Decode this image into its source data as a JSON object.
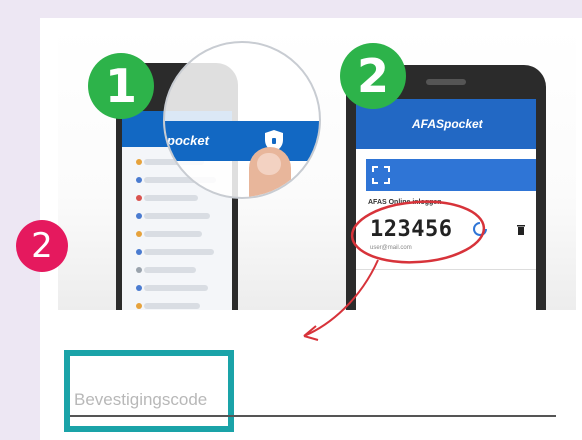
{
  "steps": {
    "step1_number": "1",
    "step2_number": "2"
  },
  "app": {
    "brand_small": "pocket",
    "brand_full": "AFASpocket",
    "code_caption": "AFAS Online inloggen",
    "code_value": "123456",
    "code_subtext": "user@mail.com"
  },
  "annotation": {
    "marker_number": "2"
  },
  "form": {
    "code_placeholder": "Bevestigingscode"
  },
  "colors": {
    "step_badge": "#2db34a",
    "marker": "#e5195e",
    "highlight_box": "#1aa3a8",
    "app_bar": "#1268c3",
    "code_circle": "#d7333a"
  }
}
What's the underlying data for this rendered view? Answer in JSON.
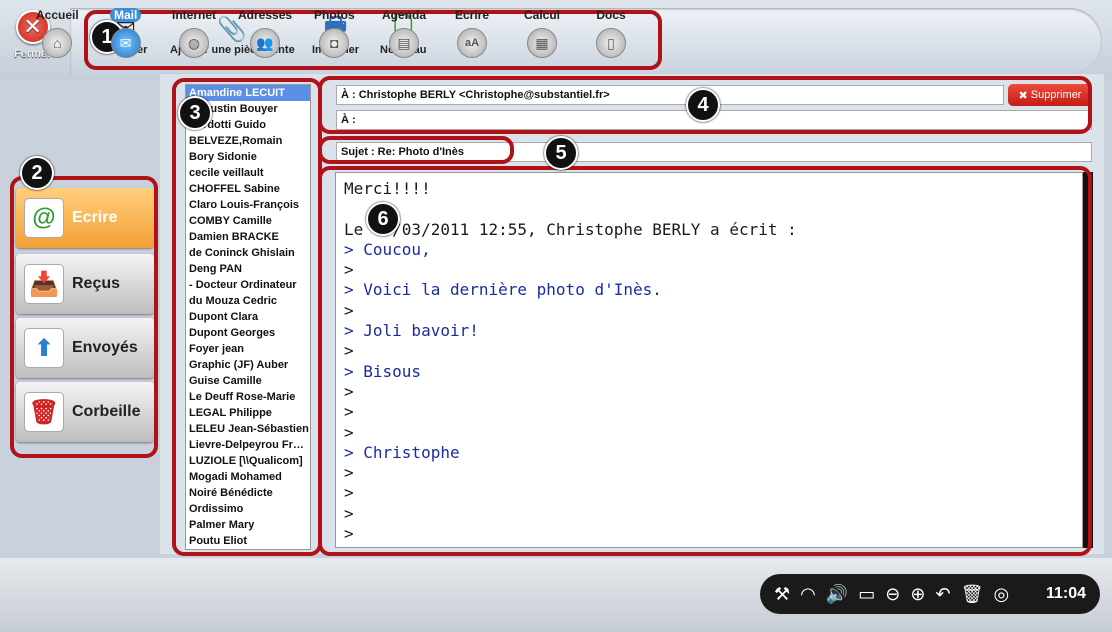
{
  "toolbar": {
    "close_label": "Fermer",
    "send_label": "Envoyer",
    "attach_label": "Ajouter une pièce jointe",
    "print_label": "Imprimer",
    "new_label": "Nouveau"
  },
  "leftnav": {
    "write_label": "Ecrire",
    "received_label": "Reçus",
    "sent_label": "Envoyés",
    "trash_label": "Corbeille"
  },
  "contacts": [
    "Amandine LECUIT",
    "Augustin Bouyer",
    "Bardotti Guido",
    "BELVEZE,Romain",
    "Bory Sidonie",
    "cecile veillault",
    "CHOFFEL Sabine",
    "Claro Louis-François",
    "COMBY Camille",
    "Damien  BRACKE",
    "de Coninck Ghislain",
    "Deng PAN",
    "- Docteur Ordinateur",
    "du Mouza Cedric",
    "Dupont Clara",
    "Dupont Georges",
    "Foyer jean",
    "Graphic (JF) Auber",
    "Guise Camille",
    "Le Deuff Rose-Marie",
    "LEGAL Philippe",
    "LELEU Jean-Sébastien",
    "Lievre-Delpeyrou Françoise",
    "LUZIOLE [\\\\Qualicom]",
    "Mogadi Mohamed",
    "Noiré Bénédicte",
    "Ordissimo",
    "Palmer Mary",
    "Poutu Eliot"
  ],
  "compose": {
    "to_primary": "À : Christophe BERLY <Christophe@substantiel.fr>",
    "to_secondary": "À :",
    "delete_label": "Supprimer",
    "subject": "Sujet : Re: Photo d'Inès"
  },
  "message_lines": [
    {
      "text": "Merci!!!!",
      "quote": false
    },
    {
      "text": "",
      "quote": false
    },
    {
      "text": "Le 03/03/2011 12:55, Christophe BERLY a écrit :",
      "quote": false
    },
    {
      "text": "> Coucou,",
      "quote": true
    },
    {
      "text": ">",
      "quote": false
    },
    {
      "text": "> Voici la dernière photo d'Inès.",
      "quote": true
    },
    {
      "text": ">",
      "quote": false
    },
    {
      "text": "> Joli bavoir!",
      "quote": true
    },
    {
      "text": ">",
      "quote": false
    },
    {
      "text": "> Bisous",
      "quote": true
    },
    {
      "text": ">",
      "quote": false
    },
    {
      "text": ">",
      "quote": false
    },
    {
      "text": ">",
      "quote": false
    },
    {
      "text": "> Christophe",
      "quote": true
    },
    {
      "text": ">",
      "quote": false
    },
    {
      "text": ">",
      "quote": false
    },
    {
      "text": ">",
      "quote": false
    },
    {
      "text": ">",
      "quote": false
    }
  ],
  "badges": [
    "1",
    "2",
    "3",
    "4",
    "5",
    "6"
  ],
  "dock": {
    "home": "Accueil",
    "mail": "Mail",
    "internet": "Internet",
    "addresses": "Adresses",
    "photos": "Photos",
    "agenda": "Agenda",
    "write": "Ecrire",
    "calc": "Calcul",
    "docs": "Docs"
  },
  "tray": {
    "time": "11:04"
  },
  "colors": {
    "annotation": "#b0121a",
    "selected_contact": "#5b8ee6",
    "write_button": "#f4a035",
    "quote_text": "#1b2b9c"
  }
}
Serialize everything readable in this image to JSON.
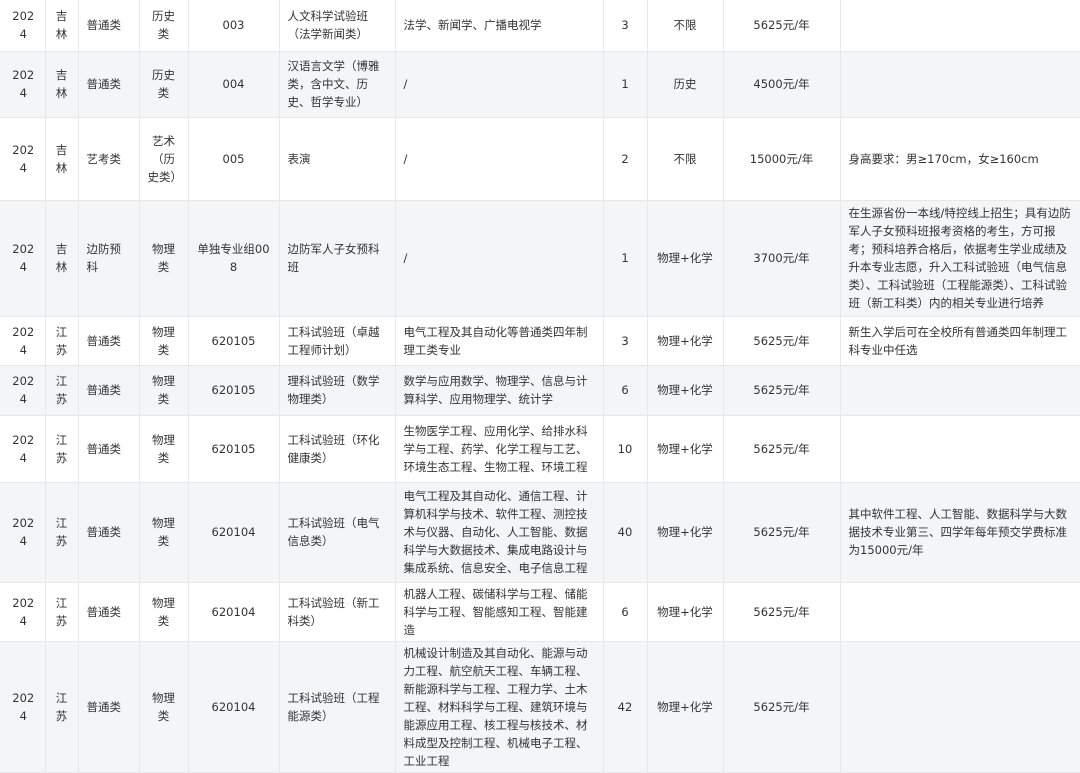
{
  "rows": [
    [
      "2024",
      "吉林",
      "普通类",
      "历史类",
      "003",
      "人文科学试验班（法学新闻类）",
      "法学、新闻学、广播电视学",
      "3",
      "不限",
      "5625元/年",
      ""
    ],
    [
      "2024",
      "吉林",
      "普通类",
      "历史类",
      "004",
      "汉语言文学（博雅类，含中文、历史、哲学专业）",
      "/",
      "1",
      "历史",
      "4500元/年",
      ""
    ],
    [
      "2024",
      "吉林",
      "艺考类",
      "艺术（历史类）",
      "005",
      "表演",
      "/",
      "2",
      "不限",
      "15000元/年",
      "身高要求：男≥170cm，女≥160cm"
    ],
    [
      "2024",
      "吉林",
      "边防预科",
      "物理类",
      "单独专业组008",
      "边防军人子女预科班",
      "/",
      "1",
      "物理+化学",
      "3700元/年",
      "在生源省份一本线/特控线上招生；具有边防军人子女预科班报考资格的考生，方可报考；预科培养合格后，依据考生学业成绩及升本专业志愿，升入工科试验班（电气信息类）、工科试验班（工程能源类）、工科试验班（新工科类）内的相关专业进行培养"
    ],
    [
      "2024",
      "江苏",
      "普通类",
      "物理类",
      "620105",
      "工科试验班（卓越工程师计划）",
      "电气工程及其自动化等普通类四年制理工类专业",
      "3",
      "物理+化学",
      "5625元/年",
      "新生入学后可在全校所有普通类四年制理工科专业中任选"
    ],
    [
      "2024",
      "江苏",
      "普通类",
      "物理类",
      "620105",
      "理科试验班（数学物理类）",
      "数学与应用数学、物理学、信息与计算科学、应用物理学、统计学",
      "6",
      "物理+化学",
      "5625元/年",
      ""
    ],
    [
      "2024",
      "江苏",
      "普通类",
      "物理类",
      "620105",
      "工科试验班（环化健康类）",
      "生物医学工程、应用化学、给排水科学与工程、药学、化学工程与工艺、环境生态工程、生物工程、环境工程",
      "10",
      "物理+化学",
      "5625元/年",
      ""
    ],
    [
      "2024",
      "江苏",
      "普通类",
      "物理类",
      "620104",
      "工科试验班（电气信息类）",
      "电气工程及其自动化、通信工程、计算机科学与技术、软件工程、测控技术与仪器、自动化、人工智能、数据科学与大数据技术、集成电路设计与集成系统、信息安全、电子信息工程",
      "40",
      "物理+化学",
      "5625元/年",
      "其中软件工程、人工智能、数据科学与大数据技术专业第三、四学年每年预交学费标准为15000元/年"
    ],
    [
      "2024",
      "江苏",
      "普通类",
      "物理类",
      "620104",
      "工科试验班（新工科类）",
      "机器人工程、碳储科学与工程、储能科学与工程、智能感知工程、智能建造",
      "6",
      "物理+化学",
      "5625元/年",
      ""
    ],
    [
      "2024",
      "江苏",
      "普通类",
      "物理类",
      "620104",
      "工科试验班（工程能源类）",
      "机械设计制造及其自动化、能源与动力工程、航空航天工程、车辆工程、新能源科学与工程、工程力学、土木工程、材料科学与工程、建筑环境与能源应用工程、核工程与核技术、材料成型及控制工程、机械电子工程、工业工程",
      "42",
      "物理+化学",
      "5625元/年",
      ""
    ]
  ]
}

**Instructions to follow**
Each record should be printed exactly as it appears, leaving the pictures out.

**Expected answer**
Decode this image into its source data as a JSON object.
{
  "steps": {
    "step1_number": "1",
    "step2_number": "2"
  },
  "app": {
    "brand_small": "pocket",
    "brand_full": "AFASpocket",
    "code_caption": "AFAS Online inloggen",
    "code_value": "123456",
    "code_subtext": "user@mail.com"
  },
  "annotation": {
    "marker_number": "2"
  },
  "form": {
    "code_placeholder": "Bevestigingscode"
  },
  "colors": {
    "step_badge": "#2db34a",
    "marker": "#e5195e",
    "highlight_box": "#1aa3a8",
    "app_bar": "#1268c3",
    "code_circle": "#d7333a"
  }
}
What's the underlying data for this rendered view? Answer in JSON.
{
  "toolbar": {
    "close_label": "Fermer",
    "send_label": "Envoyer",
    "attach_label": "Ajouter une pièce jointe",
    "print_label": "Imprimer",
    "new_label": "Nouveau"
  },
  "leftnav": {
    "write_label": "Ecrire",
    "received_label": "Reçus",
    "sent_label": "Envoyés",
    "trash_label": "Corbeille"
  },
  "contacts": [
    "Amandine LECUIT",
    "Augustin Bouyer",
    "Bardotti Guido",
    "BELVEZE,Romain",
    "Bory Sidonie",
    "cecile veillault",
    "CHOFFEL Sabine",
    "Claro Louis-François",
    "COMBY Camille",
    "Damien  BRACKE",
    "de Coninck Ghislain",
    "Deng PAN",
    "- Docteur Ordinateur",
    "du Mouza Cedric",
    "Dupont Clara",
    "Dupont Georges",
    "Foyer jean",
    "Graphic (JF) Auber",
    "Guise Camille",
    "Le Deuff Rose-Marie",
    "LEGAL Philippe",
    "LELEU Jean-Sébastien",
    "Lievre-Delpeyrou Françoise",
    "LUZIOLE [\\\\Qualicom]",
    "Mogadi Mohamed",
    "Noiré Bénédicte",
    "Ordissimo",
    "Palmer Mary",
    "Poutu Eliot"
  ],
  "compose": {
    "to_primary": "À : Christophe BERLY <Christophe@substantiel.fr>",
    "to_secondary": "À :",
    "delete_label": "Supprimer",
    "subject": "Sujet : Re: Photo d'Inès"
  },
  "message_lines": [
    {
      "text": "Merci!!!!",
      "quote": false
    },
    {
      "text": "",
      "quote": false
    },
    {
      "text": "Le 03/03/2011 12:55, Christophe BERLY a écrit :",
      "quote": false
    },
    {
      "text": "> Coucou,",
      "quote": true
    },
    {
      "text": ">",
      "quote": false
    },
    {
      "text": "> Voici la dernière photo d'Inès.",
      "quote": true
    },
    {
      "text": ">",
      "quote": false
    },
    {
      "text": "> Joli bavoir!",
      "quote": true
    },
    {
      "text": ">",
      "quote": false
    },
    {
      "text": "> Bisous",
      "quote": true
    },
    {
      "text": ">",
      "quote": false
    },
    {
      "text": ">",
      "quote": false
    },
    {
      "text": ">",
      "quote": false
    },
    {
      "text": "> Christophe",
      "quote": true
    },
    {
      "text": ">",
      "quote": false
    },
    {
      "text": ">",
      "quote": false
    },
    {
      "text": ">",
      "quote": false
    },
    {
      "text": ">",
      "quote": false
    }
  ],
  "badges": [
    "1",
    "2",
    "3",
    "4",
    "5",
    "6"
  ],
  "dock": {
    "home": "Accueil",
    "mail": "Mail",
    "internet": "Internet",
    "addresses": "Adresses",
    "photos": "Photos",
    "agenda": "Agenda",
    "write": "Ecrire",
    "calc": "Calcul",
    "docs": "Docs"
  },
  "tray": {
    "time": "11:04"
  },
  "colors": {
    "annotation": "#b0121a",
    "selected_contact": "#5b8ee6",
    "write_button": "#f4a035",
    "quote_text": "#1b2b9c"
  }
}
Serialize everything readable in this image to JSON.
{
  "rows": [
    [
      "2024",
      "吉林",
      "普通类",
      "历史类",
      "003",
      "人文科学试验班（法学新闻类）",
      "法学、新闻学、广播电视学",
      "3",
      "不限",
      "5625元/年",
      ""
    ],
    [
      "2024",
      "吉林",
      "普通类",
      "历史类",
      "004",
      "汉语言文学（博雅类，含中文、历史、哲学专业）",
      "/",
      "1",
      "历史",
      "4500元/年",
      ""
    ],
    [
      "2024",
      "吉林",
      "艺考类",
      "艺术（历史类）",
      "005",
      "表演",
      "/",
      "2",
      "不限",
      "15000元/年",
      "身高要求：男≥170cm，女≥160cm"
    ],
    [
      "2024",
      "吉林",
      "边防预科",
      "物理类",
      "单独专业组008",
      "边防军人子女预科班",
      "/",
      "1",
      "物理+化学",
      "3700元/年",
      "在生源省份一本线/特控线上招生；具有边防军人子女预科班报考资格的考生，方可报考；预科培养合格后，依据考生学业成绩及升本专业志愿，升入工科试验班（电气信息类）、工科试验班（工程能源类）、工科试验班（新工科类）内的相关专业进行培养"
    ],
    [
      "2024",
      "江苏",
      "普通类",
      "物理类",
      "620105",
      "工科试验班（卓越工程师计划）",
      "电气工程及其自动化等普通类四年制理工类专业",
      "3",
      "物理+化学",
      "5625元/年",
      "新生入学后可在全校所有普通类四年制理工科专业中任选"
    ],
    [
      "2024",
      "江苏",
      "普通类",
      "物理类",
      "620105",
      "理科试验班（数学物理类）",
      "数学与应用数学、物理学、信息与计算科学、应用物理学、统计学",
      "6",
      "物理+化学",
      "5625元/年",
      ""
    ],
    [
      "2024",
      "江苏",
      "普通类",
      "物理类",
      "620105",
      "工科试验班（环化健康类）",
      "生物医学工程、应用化学、给排水科学与工程、药学、化学工程与工艺、环境生态工程、生物工程、环境工程",
      "10",
      "物理+化学",
      "5625元/年",
      ""
    ],
    [
      "2024",
      "江苏",
      "普通类",
      "物理类",
      "620104",
      "工科试验班（电气信息类）",
      "电气工程及其自动化、通信工程、计算机科学与技术、软件工程、测控技术与仪器、自动化、人工智能、数据科学与大数据技术、集成电路设计与集成系统、信息安全、电子信息工程",
      "40",
      "物理+化学",
      "5625元/年",
      "其中软件工程、人工智能、数据科学与大数据技术专业第三、四学年每年预交学费标准为15000元/年"
    ],
    [
      "2024",
      "江苏",
      "普通类",
      "物理类",
      "620104",
      "工科试验班（新工科类）",
      "机器人工程、碳储科学与工程、储能科学与工程、智能感知工程、智能建造",
      "6",
      "物理+化学",
      "5625元/年",
      ""
    ],
    [
      "2024",
      "江苏",
      "普通类",
      "物理类",
      "620104",
      "工科试验班（工程能源类）",
      "机械设计制造及其自动化、能源与动力工程、航空航天工程、车辆工程、新能源科学与工程、工程力学、土木工程、材料科学与工程、建筑环境与能源应用工程、核工程与核技术、材料成型及控制工程、机械电子工程、工业工程",
      "42",
      "物理+化学",
      "5625元/年",
      ""
    ]
  ]
}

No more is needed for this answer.